Vision

The Legacy Center for Community Success envisions building a successful community where POTENTIAL is REALIZED.

Mission

To provide evidence-based learning and developmental strategies in collaboration with other organizations to help individuals reach their full potential.

History of The Legacy Center

The Legacy Center for Student Success (TLC) was founded on July 1, 2004 as a “think and do” tank. The initial Board of Directors, consisting of Dr. Gary Hughes, Superintendent of Midland Public Schools and Denise Spencer, CEO of the Midland Area Community Foundation, first met on July 6, 2004. The Board subsequently elected W. Lynn Weimer, President UniTrust, Inc., Linda Stavropoulos, Community Volunteer, and Bobbie Arnold, CEO of The Charles J. Strosacker Foundation to form the initial TLC Board of Directors. TLC received its 501(c) (3) designation on September 10, 2004.

TLC’s mission was to investigate outside-the-classroom factors that impede student learning and development, to devise programs that address the identified barriers, and to implement these initiatives through collaborative efforts with youth-serving agencies in the community. In addition, TLC rigorously measures the effectiveness of these programs to determine whether and to what extent their desired outcomes are being achieved. One of the more outstanding early and continuing successes was the implementation of Developmental Assets, a group of 40 positive and constructive character traits and attributes that all children should possess. In collaboration with the Midland County Probate Court and various partner agencies, this concept was promoted throughout the community resulting in significant and stunning reductions of multiple risk-taking activities including drug use and delinquent behaviors. TLC also developed a Model for Youth Success (originally known as the Youth Master Plan) that identified four Key Elements required for youth success, viz., Basic Needs and Safety, Physical Health, Wellbeing, and Education (including quality preschool experiences). This has become the strategic framework for youth programs in the community resulting in favorable and positive outcomes in education and health-related matters.

In 2010, TLC merged with the Literacy Council to form The Legacy Center for Community Success.

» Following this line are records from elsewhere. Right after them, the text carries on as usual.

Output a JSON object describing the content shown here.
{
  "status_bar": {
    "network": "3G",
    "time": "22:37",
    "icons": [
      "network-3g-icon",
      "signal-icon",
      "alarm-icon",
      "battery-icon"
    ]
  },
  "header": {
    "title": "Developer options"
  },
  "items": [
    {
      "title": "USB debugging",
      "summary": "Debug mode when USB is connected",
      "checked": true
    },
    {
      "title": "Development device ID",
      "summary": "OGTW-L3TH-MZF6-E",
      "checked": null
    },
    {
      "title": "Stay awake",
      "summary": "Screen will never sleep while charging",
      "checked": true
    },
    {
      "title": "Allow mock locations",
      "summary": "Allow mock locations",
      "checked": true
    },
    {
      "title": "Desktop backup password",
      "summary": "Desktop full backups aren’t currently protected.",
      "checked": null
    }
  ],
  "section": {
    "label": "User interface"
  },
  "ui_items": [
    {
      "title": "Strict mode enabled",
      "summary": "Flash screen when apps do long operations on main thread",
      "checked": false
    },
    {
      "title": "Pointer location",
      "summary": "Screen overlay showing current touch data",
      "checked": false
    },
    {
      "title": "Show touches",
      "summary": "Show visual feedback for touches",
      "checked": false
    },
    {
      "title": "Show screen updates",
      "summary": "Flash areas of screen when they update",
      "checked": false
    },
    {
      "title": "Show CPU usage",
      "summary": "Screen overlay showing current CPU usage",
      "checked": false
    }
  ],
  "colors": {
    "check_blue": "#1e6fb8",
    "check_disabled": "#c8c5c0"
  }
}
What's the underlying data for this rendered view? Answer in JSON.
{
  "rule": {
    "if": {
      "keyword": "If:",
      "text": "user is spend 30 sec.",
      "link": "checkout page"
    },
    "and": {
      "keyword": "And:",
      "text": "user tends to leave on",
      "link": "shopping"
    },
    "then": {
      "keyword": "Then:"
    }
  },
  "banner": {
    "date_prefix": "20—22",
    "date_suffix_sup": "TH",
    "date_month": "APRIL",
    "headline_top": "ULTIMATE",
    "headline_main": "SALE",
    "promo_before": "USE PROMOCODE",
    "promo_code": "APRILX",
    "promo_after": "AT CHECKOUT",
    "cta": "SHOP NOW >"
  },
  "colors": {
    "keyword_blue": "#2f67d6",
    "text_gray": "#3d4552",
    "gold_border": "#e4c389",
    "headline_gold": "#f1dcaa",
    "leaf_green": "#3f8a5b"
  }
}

This merger added literacy tutoring services for children and adults to TLC’s programming. Of particular emphasis has been the highly successful Barton Reading Program for students with dyslexia, the principal cause of low literacy skills. In 2011, TLC merged with the Midland Area Partnership for a Drug Free Youth organization (MAP). A Community Alliance for Youth Success was established to educate children and their families in order to prevent drug use. Emphasis has been especially focused on marijuana use and vaping. Community outreach has been principally accomplished through town hall meetings, presentations in schools, and through TLC’s widely acclaimed publication, “Youth Connections.” This periodical is distributed quarterly at no cost to every family with children enrolled at the secondary level in each county school. It is also available at local medical providers’ offices, coffee shops, and other public locations.

Today, TLC is an organization that is widely recognized as a valuable community resource. In partnership with community agencies, TLC is helping children and their families attain their maximum potential and to flourish and thrive.

Dick Dolinski
Richard Dolinski, Founder

Dick Dolinski is the founder and President Emeritus of The Legacy Center for Community Success. Dick also is President of Midland Kids First, a non-profit focusing on at-risk youth.
Dolinski earned a Ph. D. degree in physical organic chemistry from the University of Detroit. He was associated with The Dow Chemical Company for 32 years in various roles including research & development leadership in the US and Asia, commercial management including founding president of Dow’s global Automotive business, and as corporate vice president in Human Resources.